- [WORK TO BE COMPLETED]
The answer should contain all of the records below, each one copied word for word.

- [PROVIDED INFORMATION]
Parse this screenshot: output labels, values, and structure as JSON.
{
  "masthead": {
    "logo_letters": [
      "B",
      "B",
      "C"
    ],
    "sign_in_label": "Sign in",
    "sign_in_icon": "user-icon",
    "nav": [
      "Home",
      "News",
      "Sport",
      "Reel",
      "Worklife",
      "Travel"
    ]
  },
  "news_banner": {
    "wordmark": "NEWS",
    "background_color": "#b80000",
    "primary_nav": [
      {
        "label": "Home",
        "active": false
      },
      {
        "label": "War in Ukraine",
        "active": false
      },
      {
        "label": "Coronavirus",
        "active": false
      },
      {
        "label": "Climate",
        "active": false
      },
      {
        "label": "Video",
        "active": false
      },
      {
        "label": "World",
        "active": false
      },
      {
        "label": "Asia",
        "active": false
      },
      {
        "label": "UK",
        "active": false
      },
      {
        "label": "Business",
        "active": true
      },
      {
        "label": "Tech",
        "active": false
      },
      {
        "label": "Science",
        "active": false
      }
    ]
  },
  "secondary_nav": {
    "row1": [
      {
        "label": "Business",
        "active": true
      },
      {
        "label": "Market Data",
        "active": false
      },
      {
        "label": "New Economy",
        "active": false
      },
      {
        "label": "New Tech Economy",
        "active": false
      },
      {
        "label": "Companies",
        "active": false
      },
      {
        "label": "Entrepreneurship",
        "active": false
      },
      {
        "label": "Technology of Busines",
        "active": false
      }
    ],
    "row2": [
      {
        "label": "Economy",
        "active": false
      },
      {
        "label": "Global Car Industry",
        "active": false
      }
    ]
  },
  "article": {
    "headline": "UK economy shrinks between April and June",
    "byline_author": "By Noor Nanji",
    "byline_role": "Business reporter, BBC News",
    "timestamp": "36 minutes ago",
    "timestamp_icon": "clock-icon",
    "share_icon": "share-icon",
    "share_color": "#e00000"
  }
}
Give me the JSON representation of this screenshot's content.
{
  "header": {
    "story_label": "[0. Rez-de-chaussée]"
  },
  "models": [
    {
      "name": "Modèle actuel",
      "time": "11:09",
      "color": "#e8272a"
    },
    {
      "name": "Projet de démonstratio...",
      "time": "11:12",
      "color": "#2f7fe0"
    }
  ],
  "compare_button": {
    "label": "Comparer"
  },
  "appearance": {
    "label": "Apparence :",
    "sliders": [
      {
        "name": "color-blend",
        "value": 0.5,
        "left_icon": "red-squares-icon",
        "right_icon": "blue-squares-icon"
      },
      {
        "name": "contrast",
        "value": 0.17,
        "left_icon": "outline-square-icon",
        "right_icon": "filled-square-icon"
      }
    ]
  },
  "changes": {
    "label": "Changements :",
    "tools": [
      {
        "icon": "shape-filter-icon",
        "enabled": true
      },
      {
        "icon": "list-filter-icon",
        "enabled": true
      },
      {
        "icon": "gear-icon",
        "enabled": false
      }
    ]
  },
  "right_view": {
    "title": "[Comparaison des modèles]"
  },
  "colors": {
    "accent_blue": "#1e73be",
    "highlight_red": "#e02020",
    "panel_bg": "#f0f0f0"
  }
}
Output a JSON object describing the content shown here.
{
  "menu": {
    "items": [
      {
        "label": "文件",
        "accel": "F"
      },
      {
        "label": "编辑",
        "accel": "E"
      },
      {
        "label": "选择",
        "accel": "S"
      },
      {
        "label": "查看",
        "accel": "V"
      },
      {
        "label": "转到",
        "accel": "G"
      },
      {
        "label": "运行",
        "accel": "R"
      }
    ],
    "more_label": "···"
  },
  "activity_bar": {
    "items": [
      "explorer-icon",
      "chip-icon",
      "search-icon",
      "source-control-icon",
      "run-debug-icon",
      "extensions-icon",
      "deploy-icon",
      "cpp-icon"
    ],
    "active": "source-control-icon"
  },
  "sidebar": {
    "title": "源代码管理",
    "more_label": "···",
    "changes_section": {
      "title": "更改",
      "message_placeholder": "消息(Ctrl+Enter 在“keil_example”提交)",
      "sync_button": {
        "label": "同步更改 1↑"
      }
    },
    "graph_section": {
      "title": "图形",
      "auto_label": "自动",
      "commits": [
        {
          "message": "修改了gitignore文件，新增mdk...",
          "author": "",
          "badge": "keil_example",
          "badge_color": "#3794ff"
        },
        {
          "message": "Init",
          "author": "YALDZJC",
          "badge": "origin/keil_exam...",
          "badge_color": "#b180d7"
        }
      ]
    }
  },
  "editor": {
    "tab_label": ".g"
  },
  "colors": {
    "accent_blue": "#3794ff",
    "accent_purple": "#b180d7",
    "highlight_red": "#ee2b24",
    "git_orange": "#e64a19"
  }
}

- [REPLY]
Parse this screenshot: output labels, values, and structure as JSON.
{
  "masthead": {
    "logo_letters": [
      "B",
      "B",
      "C"
    ],
    "sign_in_label": "Sign in",
    "sign_in_icon": "user-icon",
    "nav": [
      "Home",
      "News",
      "Sport",
      "Reel",
      "Worklife",
      "Travel"
    ]
  },
  "news_banner": {
    "wordmark": "NEWS",
    "background_color": "#b80000",
    "primary_nav": [
      {
        "label": "Home",
        "active": false
      },
      {
        "label": "War in Ukraine",
        "active": false
      },
      {
        "label": "Coronavirus",
        "active": false
      },
      {
        "label": "Climate",
        "active": false
      },
      {
        "label": "Video",
        "active": false
      },
      {
        "label": "World",
        "active": false
      },
      {
        "label": "Asia",
        "active": false
      },
      {
        "label": "UK",
        "active": false
      },
      {
        "label": "Business",
        "active": true
      },
      {
        "label": "Tech",
        "active": false
      },
      {
        "label": "Science",
        "active": false
      }
    ]
  },
  "secondary_nav": {
    "row1": [
      {
        "label": "Business",
        "active": true
      },
      {
        "label": "Market Data",
        "active": false
      },
      {
        "label": "New Economy",
        "active": false
      },
      {
        "label": "New Tech Economy",
        "active": false
      },
      {
        "label": "Companies",
        "active": false
      },
      {
        "label": "Entrepreneurship",
        "active": false
      },
      {
        "label": "Technology of Busines",
        "active": false
      }
    ],
    "row2": [
      {
        "label": "Economy",
        "active": false
      },
      {
        "label": "Global Car Industry",
        "active": false
      }
    ]
  },
  "article": {
    "headline": "UK economy shrinks between April and June",
    "byline_author": "By Noor Nanji",
    "byline_role": "Business reporter, BBC News",
    "timestamp": "36 minutes ago",
    "timestamp_icon": "clock-icon",
    "share_icon": "share-icon",
    "share_color": "#e00000"
  }
}
Give me the JSON representation of this screenshot's content.
{
  "header": {
    "story_label": "[0. Rez-de-chaussée]"
  },
  "models": [
    {
      "name": "Modèle actuel",
      "time": "11:09",
      "color": "#e8272a"
    },
    {
      "name": "Projet de démonstratio...",
      "time": "11:12",
      "color": "#2f7fe0"
    }
  ],
  "compare_button": {
    "label": "Comparer"
  },
  "appearance": {
    "label": "Apparence :",
    "sliders": [
      {
        "name": "color-blend",
        "value": 0.5,
        "left_icon": "red-squares-icon",
        "right_icon": "blue-squares-icon"
      },
      {
        "name": "contrast",
        "value": 0.17,
        "left_icon": "outline-square-icon",
        "right_icon": "filled-square-icon"
      }
    ]
  },
  "changes": {
    "label": "Changements :",
    "tools": [
      {
        "icon": "shape-filter-icon",
        "enabled": true
      },
      {
        "icon": "list-filter-icon",
        "enabled": true
      },
      {
        "icon": "gear-icon",
        "enabled": false
      }
    ]
  },
  "right_view": {
    "title": "[Comparaison des modèles]"
  },
  "colors": {
    "accent_blue": "#1e73be",
    "highlight_red": "#e02020",
    "panel_bg": "#f0f0f0"
  }
}
Output a JSON object describing the content shown here.
{
  "menu": {
    "items": [
      {
        "label": "文件",
        "accel": "F"
      },
      {
        "label": "编辑",
        "accel": "E"
      },
      {
        "label": "选择",
        "accel": "S"
      },
      {
        "label": "查看",
        "accel": "V"
      },
      {
        "label": "转到",
        "accel": "G"
      },
      {
        "label": "运行",
        "accel": "R"
      }
    ],
    "more_label": "···"
  },
  "activity_bar": {
    "items": [
      "explorer-icon",
      "chip-icon",
      "search-icon",
      "source-control-icon",
      "run-debug-icon",
      "extensions-icon",
      "deploy-icon",
      "cpp-icon"
    ],
    "active": "source-control-icon"
  },
  "sidebar": {
    "title": "源代码管理",
    "more_label": "···",
    "changes_section": {
      "title": "更改",
      "message_placeholder": "消息(Ctrl+Enter 在“keil_example”提交)",
      "sync_button": {
        "label": "同步更改 1↑"
      }
    },
    "graph_section": {
      "title": "图形",
      "auto_label": "自动",
      "commits": [
        {
          "message": "修改了gitignore文件，新增mdk...",
          "author": "",
          "badge": "keil_example",
          "badge_color": "#3794ff"
        },
        {
          "message": "Init",
          "author": "YALDZJC",
          "badge": "origin/keil_exam...",
          "badge_color": "#b180d7"
        }
      ]
    }
  },
  "editor": {
    "tab_label": ".g"
  },
  "colors": {
    "accent_blue": "#3794ff",
    "accent_purple": "#b180d7",
    "highlight_red": "#ee2b24",
    "git_orange": "#e64a19"
  }
}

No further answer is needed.